Betts, Yelich, voted Major League Baseball's MVPs

1 / 2

Boston star Mookie Betts, named the American League MVP, waves to fans during the Red Sox's World Series victory parade

Boston star Mookie Betts, named the American League MVP, waves to fans during the Red Sox's World Series victory parade (AFP Photo/Adam Glanzman)

New York (AFP) - Boston Red Sox outfielder Mookie Betts and the Milwaukee Brewers' Christian Yelich were near-unanimous choices Thursday as Major League Baseball's Most Valuable Players of 2018.

For Betts, the American League award capped a magical year that saw Boston win a franchise-record 108 regular-season games before beating the Los Angeles Dodgers in the World Series to claim a fourth title in 15 seasons.

Betts, in his fourth full season, led the major leagues with a .346 batting average, 129 runs and a .640 slugging percentage, along with 47 doubles, 32 home runs and 30 stolen bases.

He's the first Red Sox player to lead the majors in both batting average and slugging since legendary Ted Williams in 1957. He reached base at least four times in 20 games, leading the major leagues.

Defensively, the three-time Gold Glove Award winner had five outfield assists and tied for fourth among all players with 20 defensive runs saved.

Betts received 28 of 30 first-place votes in balloting of the Baseball Writers Association of America, finishing ahead of Los Angeles Angels star Mike Trout -- the 2014 and 2016 AL MVP -- and Cleveland's Jose Ramirez.

Yelich, who led the Brewers to a National League-leading 96 regular season wins and a return to the NL championship series for the first time since 2011, received 29 of 30 first-place votes to beat out Chicago Cubs second baseman Javier Baez and Colorado Rockies third baseman Nolan Arenado for the award.

Yelich, whose season ended with Milwaukee's loss to the Los Angeles dodgers in the NLCS, had already won Major League Baseball's Hank Aaron Award as the top hitter in the National League.

His arrival in a trade with the Marlins fueled Milwaukee's rise to the NL Central title.

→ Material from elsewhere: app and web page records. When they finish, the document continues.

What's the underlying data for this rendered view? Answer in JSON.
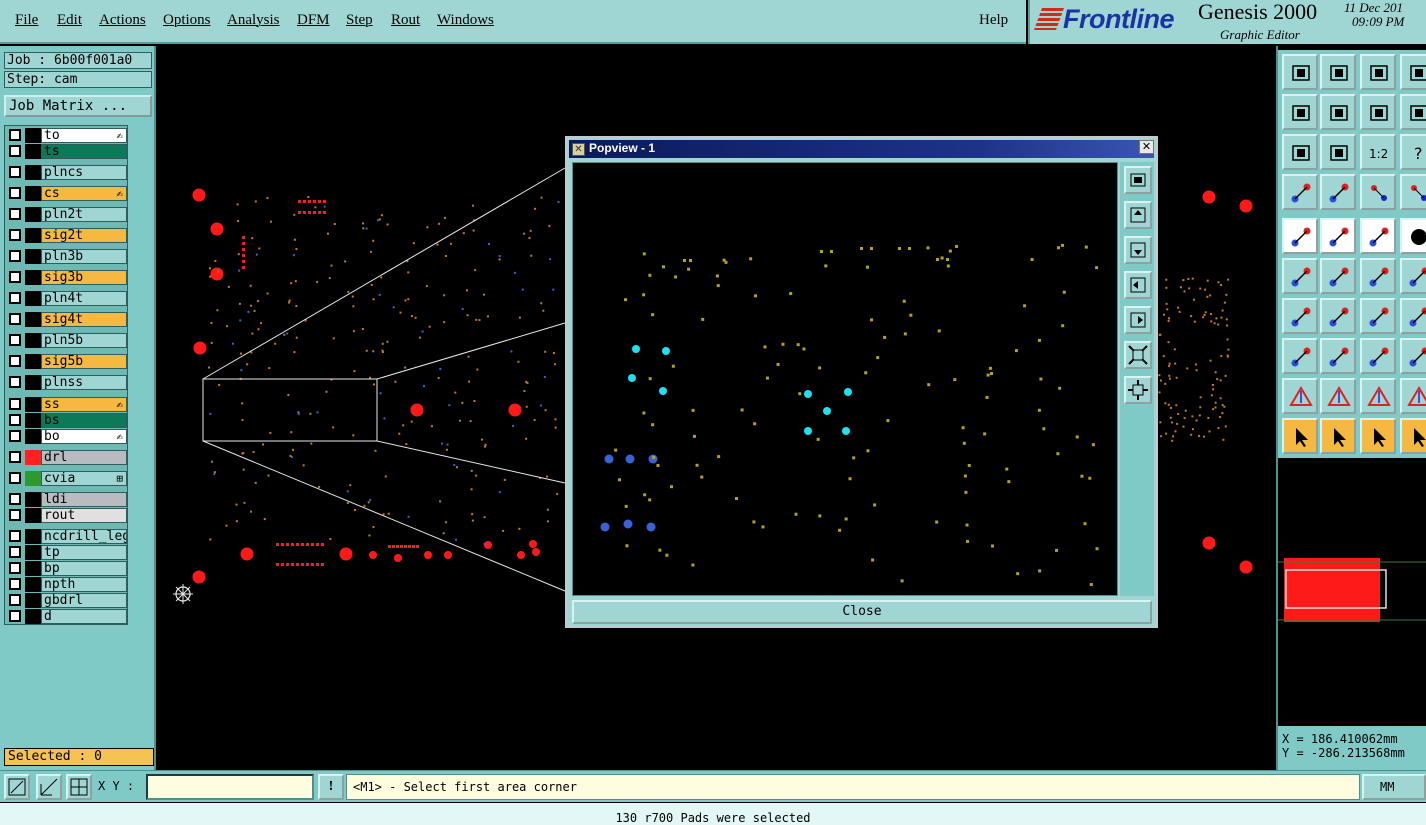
{
  "menubar": {
    "items": [
      "File",
      "Edit",
      "Actions",
      "Options",
      "Analysis",
      "DFM",
      "Step",
      "Rout",
      "Windows"
    ],
    "help": "Help"
  },
  "brand": {
    "logo": "Frontline",
    "product": "Genesis 2000",
    "subtitle": "Graphic Editor",
    "date": "11 Dec 201",
    "time": "09:09 PM"
  },
  "left": {
    "job": "Job : 6b00f001a0",
    "step": "Step: cam",
    "job_matrix": "Job Matrix ...",
    "selected": "Selected : 0",
    "layers": [
      {
        "name": "to",
        "bg": "#ffffff",
        "swatch": "#000000",
        "mark": "✍"
      },
      {
        "name": "ts",
        "bg": "#0c7a58",
        "swatch": "#000000",
        "mark": ""
      },
      {
        "name": "plncs",
        "bg": "#9fd6d3",
        "swatch": "#000000",
        "mark": ""
      },
      {
        "name": "cs",
        "bg": "#f5b942",
        "swatch": "#000000",
        "mark": "✍"
      },
      {
        "name": "pln2t",
        "bg": "#9fd6d3",
        "swatch": "#000000",
        "mark": ""
      },
      {
        "name": "sig2t",
        "bg": "#f5b942",
        "swatch": "#000000",
        "mark": ""
      },
      {
        "name": "pln3b",
        "bg": "#9fd6d3",
        "swatch": "#000000",
        "mark": ""
      },
      {
        "name": "sig3b",
        "bg": "#f5b942",
        "swatch": "#000000",
        "mark": ""
      },
      {
        "name": "pln4t",
        "bg": "#9fd6d3",
        "swatch": "#000000",
        "mark": ""
      },
      {
        "name": "sig4t",
        "bg": "#f5b942",
        "swatch": "#000000",
        "mark": ""
      },
      {
        "name": "pln5b",
        "bg": "#9fd6d3",
        "swatch": "#000000",
        "mark": ""
      },
      {
        "name": "sig5b",
        "bg": "#f5b942",
        "swatch": "#000000",
        "mark": ""
      },
      {
        "name": "plnss",
        "bg": "#9fd6d3",
        "swatch": "#000000",
        "mark": ""
      },
      {
        "name": "ss",
        "bg": "#f5b942",
        "swatch": "#000000",
        "mark": "✍"
      },
      {
        "name": "bs",
        "bg": "#0c7a58",
        "swatch": "#000000",
        "mark": ""
      },
      {
        "name": "bo",
        "bg": "#ffffff",
        "swatch": "#000000",
        "mark": "✍"
      },
      {
        "name": "drl",
        "bg": "#b8bcc0",
        "swatch": "#ff2020",
        "mark": ""
      },
      {
        "name": "cvia",
        "bg": "#9fd6d3",
        "swatch": "#2e9a2e",
        "mark": "⊞"
      },
      {
        "name": "ldi",
        "bg": "#b8bcc0",
        "swatch": "#000000",
        "mark": ""
      },
      {
        "name": "rout",
        "bg": "#e0e0e0",
        "swatch": "#000000",
        "mark": ""
      },
      {
        "name": "ncdrill_lege",
        "bg": "#9fd6d3",
        "swatch": "#000000",
        "mark": ""
      },
      {
        "name": "tp",
        "bg": "#9fd6d3",
        "swatch": "#000000",
        "mark": ""
      },
      {
        "name": "bp",
        "bg": "#9fd6d3",
        "swatch": "#000000",
        "mark": ""
      },
      {
        "name": "npth",
        "bg": "#9fd6d3",
        "swatch": "#000000",
        "mark": ""
      },
      {
        "name": "gbdrl",
        "bg": "#9fd6d3",
        "swatch": "#000000",
        "mark": ""
      },
      {
        "name": "d",
        "bg": "#9fd6d3",
        "swatch": "#000000",
        "mark": ""
      }
    ]
  },
  "popview": {
    "title": "Popview - 1",
    "close_x": "✕",
    "close_label": "Close"
  },
  "coords": {
    "x": "X = 186.410062mm",
    "y": "Y = -286.213568mm"
  },
  "cmdbar": {
    "xy_label": "X Y :",
    "xy_value": "",
    "info_icon": "!",
    "prompt": "<M1> - Select first area corner",
    "units": "MM"
  },
  "status": "130 r700 Pads were selected",
  "colors": {
    "panel": "#7fcac6",
    "panel_light": "#9fd6d3",
    "pad_red": "#ff1a1a",
    "trace_orange": "#c8782a",
    "pad_olive": "#b8a020",
    "via_cyan": "#1ee0f0",
    "via_blue": "#3a62d8"
  }
}
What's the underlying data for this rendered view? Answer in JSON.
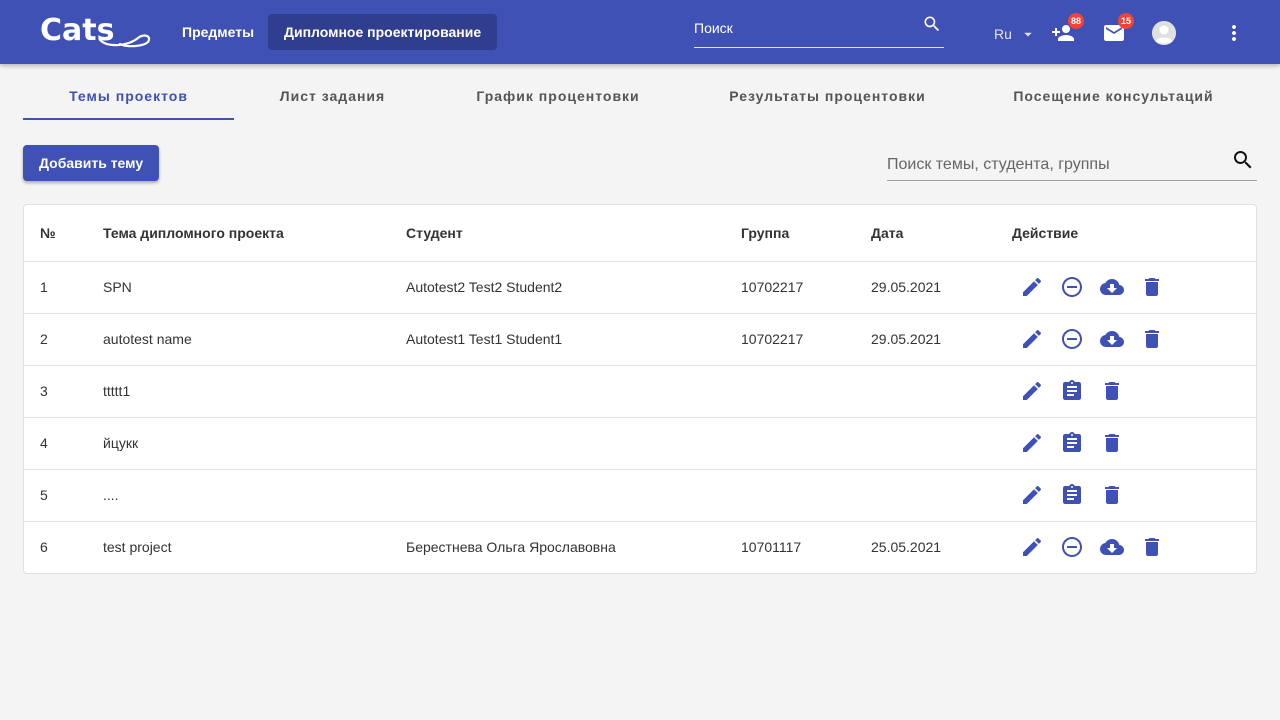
{
  "header": {
    "logo_text": "Cats",
    "nav": [
      "Предметы",
      "Дипломное проектирование"
    ],
    "search_placeholder": "Поиск",
    "lang": "Ru",
    "requests_badge": "88",
    "messages_badge": "15"
  },
  "tabs": [
    "Темы проектов",
    "Лист задания",
    "График процентовки",
    "Результаты процентовки",
    "Посещение консультаций"
  ],
  "toolbar": {
    "add_label": "Добавить тему",
    "search_placeholder": "Поиск темы, студента, группы"
  },
  "table": {
    "columns": [
      "№",
      "Тема дипломного проекта",
      "Студент",
      "Группа",
      "Дата",
      "Действие"
    ],
    "rows": [
      {
        "num": "1",
        "topic": "SPN",
        "student": "Autotest2 Test2 Student2",
        "group": "10702217",
        "date": "29.05.2021",
        "actions": [
          "edit-icon",
          "remove-circle-icon",
          "cloud-download-icon",
          "delete-icon"
        ]
      },
      {
        "num": "2",
        "topic": "autotest name",
        "student": "Autotest1 Test1 Student1",
        "group": "10702217",
        "date": "29.05.2021",
        "actions": [
          "edit-icon",
          "remove-circle-icon",
          "cloud-download-icon",
          "delete-icon"
        ]
      },
      {
        "num": "3",
        "topic": "ttttt1",
        "student": "",
        "group": "",
        "date": "",
        "actions": [
          "edit-icon",
          "assignment-icon",
          "delete-icon"
        ]
      },
      {
        "num": "4",
        "topic": "йцукк",
        "student": "",
        "group": "",
        "date": "",
        "actions": [
          "edit-icon",
          "assignment-icon",
          "delete-icon"
        ]
      },
      {
        "num": "5",
        "topic": "....",
        "student": "",
        "group": "",
        "date": "",
        "actions": [
          "edit-icon",
          "assignment-icon",
          "delete-icon"
        ]
      },
      {
        "num": "6",
        "topic": "test project",
        "student": "Берестнева Ольга Ярославовна",
        "group": "10701117",
        "date": "25.05.2021",
        "actions": [
          "edit-icon",
          "remove-circle-icon",
          "cloud-download-icon",
          "delete-icon"
        ]
      }
    ]
  },
  "colors": {
    "primary": "#3f51b5",
    "badge": "#f44336"
  }
}
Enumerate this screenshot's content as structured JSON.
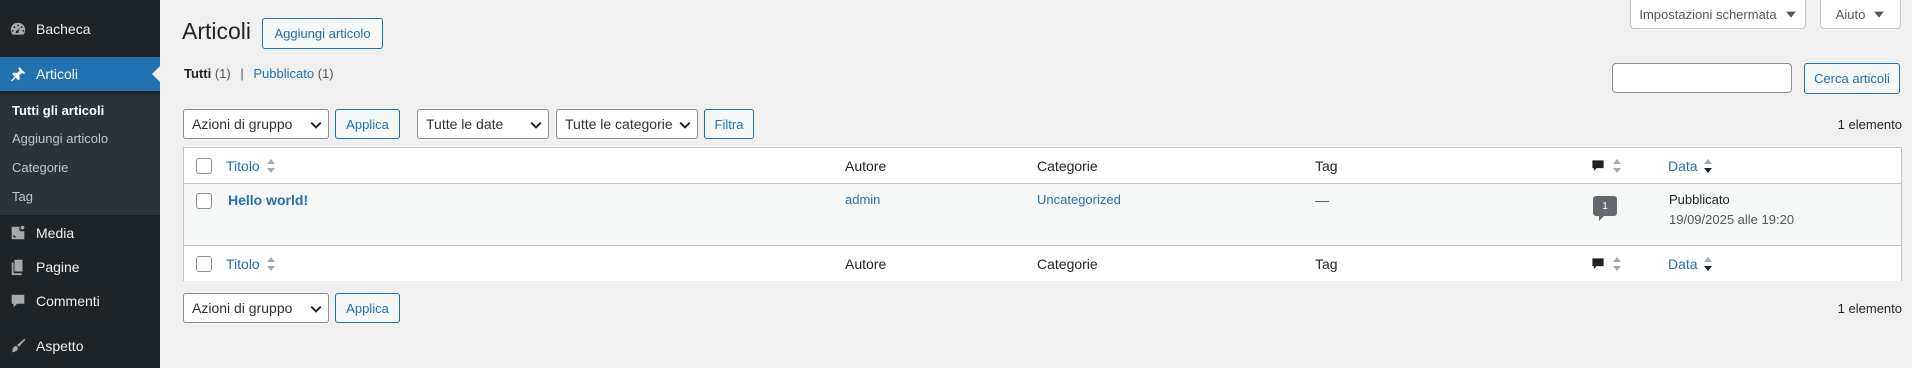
{
  "sidebar": {
    "items": [
      {
        "label": "Bacheca",
        "icon": "dashboard-icon"
      },
      {
        "label": "Articoli",
        "icon": "pin-icon"
      },
      {
        "label": "Media",
        "icon": "media-icon"
      },
      {
        "label": "Pagine",
        "icon": "pages-icon"
      },
      {
        "label": "Commenti",
        "icon": "comments-icon"
      },
      {
        "label": "Aspetto",
        "icon": "brush-icon"
      }
    ],
    "submenu": [
      "Tutti gli articoli",
      "Aggiungi articolo",
      "Categorie",
      "Tag"
    ]
  },
  "header": {
    "title": "Articoli",
    "add_new": "Aggiungi articolo",
    "screen_options": "Impostazioni schermata",
    "help": "Aiuto"
  },
  "views": {
    "all": "Tutti",
    "all_count": "(1)",
    "separator": "|",
    "published": "Pubblicato",
    "published_count": "(1)"
  },
  "search": {
    "button": "Cerca articoli",
    "value": ""
  },
  "filters": {
    "bulk_action": "Azioni di gruppo",
    "apply": "Applica",
    "dates": "Tutte le date",
    "categories": "Tutte le categorie",
    "filter": "Filtra",
    "count": "1 elemento"
  },
  "table": {
    "columns": {
      "title": "Titolo",
      "author": "Autore",
      "categories": "Categorie",
      "tags": "Tag",
      "date": "Data"
    },
    "rows": [
      {
        "title": "Hello world!",
        "author": "admin",
        "category": "Uncategorized",
        "tags": "—",
        "comments": "1",
        "status": "Pubblicato",
        "date": "19/09/2025 alle 19:20"
      }
    ]
  },
  "colors": {
    "accent": "#2271b1",
    "sidebar": "#1d2327",
    "background": "#f0f0f1"
  }
}
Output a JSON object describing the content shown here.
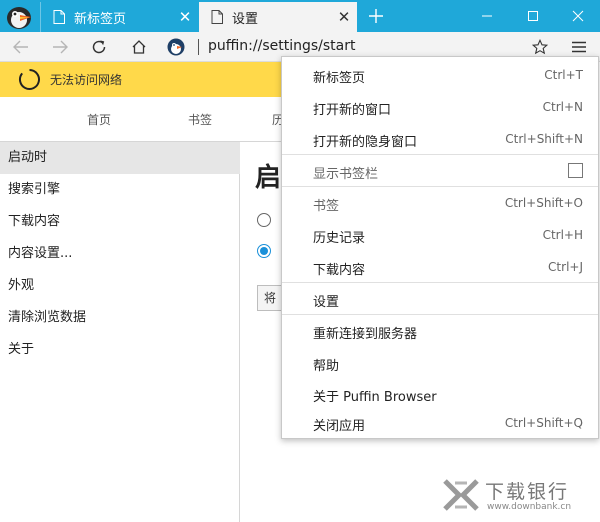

His .770 slugging percentage after the All-Star break was baseball's best in 14 years and 145 points better than the next closest hitter, National League Rookie of the Year Award winner Ronald Acuna Jr. of the Braves.

With his average of .326, Yelich became the first Brewers player to win a batting title, and he was just two home runs and one RBI short of winning the first NL triple crown in 81 years.

Yelich became just the fifth player to hit for the cycle twice in the same season.